# Requirement:
The reply should consist of the full listing, repeated word for word.

# Data to use:
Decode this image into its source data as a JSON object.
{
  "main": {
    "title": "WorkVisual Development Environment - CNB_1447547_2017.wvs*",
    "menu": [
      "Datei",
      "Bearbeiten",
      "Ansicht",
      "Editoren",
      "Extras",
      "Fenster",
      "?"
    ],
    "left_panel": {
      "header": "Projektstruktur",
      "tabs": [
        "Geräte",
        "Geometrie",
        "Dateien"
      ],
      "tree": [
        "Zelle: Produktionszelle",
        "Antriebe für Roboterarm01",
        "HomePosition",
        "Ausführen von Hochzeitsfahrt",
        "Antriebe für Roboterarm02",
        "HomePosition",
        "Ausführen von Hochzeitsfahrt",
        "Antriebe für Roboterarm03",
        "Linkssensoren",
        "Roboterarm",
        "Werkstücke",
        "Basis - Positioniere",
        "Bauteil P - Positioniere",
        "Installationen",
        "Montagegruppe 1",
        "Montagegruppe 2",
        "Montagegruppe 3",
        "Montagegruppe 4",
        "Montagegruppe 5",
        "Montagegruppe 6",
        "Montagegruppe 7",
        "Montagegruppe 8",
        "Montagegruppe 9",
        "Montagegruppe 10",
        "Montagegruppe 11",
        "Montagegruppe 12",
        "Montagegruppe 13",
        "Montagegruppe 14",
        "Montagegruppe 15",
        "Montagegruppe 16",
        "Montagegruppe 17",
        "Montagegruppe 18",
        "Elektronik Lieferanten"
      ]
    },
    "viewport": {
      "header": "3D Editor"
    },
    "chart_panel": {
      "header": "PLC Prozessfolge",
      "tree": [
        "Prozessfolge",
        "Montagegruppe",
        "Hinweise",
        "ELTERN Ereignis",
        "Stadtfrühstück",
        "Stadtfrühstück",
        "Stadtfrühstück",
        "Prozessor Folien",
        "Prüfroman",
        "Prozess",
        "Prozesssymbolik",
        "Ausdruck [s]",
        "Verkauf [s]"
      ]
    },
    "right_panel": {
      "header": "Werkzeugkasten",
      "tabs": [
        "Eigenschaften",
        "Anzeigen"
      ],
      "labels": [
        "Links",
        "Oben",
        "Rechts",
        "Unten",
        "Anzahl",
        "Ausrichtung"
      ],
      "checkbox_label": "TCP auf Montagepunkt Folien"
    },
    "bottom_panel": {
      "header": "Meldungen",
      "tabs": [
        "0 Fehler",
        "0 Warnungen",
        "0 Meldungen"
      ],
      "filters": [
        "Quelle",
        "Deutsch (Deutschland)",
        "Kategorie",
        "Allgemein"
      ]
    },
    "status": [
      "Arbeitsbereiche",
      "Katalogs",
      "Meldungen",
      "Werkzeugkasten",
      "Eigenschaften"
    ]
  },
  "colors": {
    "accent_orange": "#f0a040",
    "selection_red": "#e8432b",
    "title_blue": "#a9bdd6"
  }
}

# Answer box:
Decode this image into its source data as a JSON object.
{
  "main": {
    "title": "WorkVisual Development Environment - CNB_1447547_2017.wvs*",
    "menu": [
      "Datei",
      "Bearbeiten",
      "Ansicht",
      "Editoren",
      "Extras",
      "Fenster",
      "?"
    ],
    "left_panel": {
      "header": "Projektstruktur",
      "tabs": [
        "Geräte",
        "Geometrie",
        "Dateien"
      ],
      "tree": [
        "Zelle: Produktionszelle",
        "Antriebe für Roboterarm01",
        "HomePosition",
        "Ausführen von Hochzeitsfahrt",
        "Antriebe für Roboterarm02",
        "HomePosition",
        "Ausführen von Hochzeitsfahrt",
        "Antriebe für Roboterarm03",
        "Linkssensoren",
        "Roboterarm",
        "Werkstücke",
        "Basis - Positioniere",
        "Bauteil P - Positioniere",
        "Installationen",
        "Montagegruppe 1",
        "Montagegruppe 2",
        "Montagegruppe 3",
        "Montagegruppe 4",
        "Montagegruppe 5",
        "Montagegruppe 6",
        "Montagegruppe 7",
        "Montagegruppe 8",
        "Montagegruppe 9",
        "Montagegruppe 10",
        "Montagegruppe 11",
        "Montagegruppe 12",
        "Montagegruppe 13",
        "Montagegruppe 14",
        "Montagegruppe 15",
        "Montagegruppe 16",
        "Montagegruppe 17",
        "Montagegruppe 18",
        "Elektronik Lieferanten"
      ]
    },
    "viewport": {
      "header": "3D Editor"
    },
    "chart_panel": {
      "header": "PLC Prozessfolge",
      "tree": [
        "Prozessfolge",
        "Montagegruppe",
        "Hinweise",
        "ELTERN Ereignis",
        "Stadtfrühstück",
        "Stadtfrühstück",
        "Stadtfrühstück",
        "Prozessor Folien",
        "Prüfroman",
        "Prozess",
        "Prozesssymbolik",
        "Ausdruck [s]",
        "Verkauf [s]"
      ]
    },
    "right_panel": {
      "header": "Werkzeugkasten",
      "tabs": [
        "Eigenschaften",
        "Anzeigen"
      ],
      "labels": [
        "Links",
        "Oben",
        "Rechts",
        "Unten",
        "Anzahl",
        "Ausrichtung"
      ],
      "checkbox_label": "TCP auf Montagepunkt Folien"
    },
    "bottom_panel": {
      "header": "Meldungen",
      "tabs": [
        "0 Fehler",
        "0 Warnungen",
        "0 Meldungen"
      ],
      "filters": [
        "Quelle",
        "Deutsch (Deutschland)",
        "Kategorie",
        "Allgemein"
      ]
    },
    "status": [
      "Arbeitsbereiche",
      "Katalogs",
      "Meldungen",
      "Werkzeugkasten",
      "Eigenschaften"
    ]
  },
  "colors": {
    "accent_orange": "#f0a040",
    "selection_red": "#e8432b",
    "title_blue": "#a9bdd6"
  }
}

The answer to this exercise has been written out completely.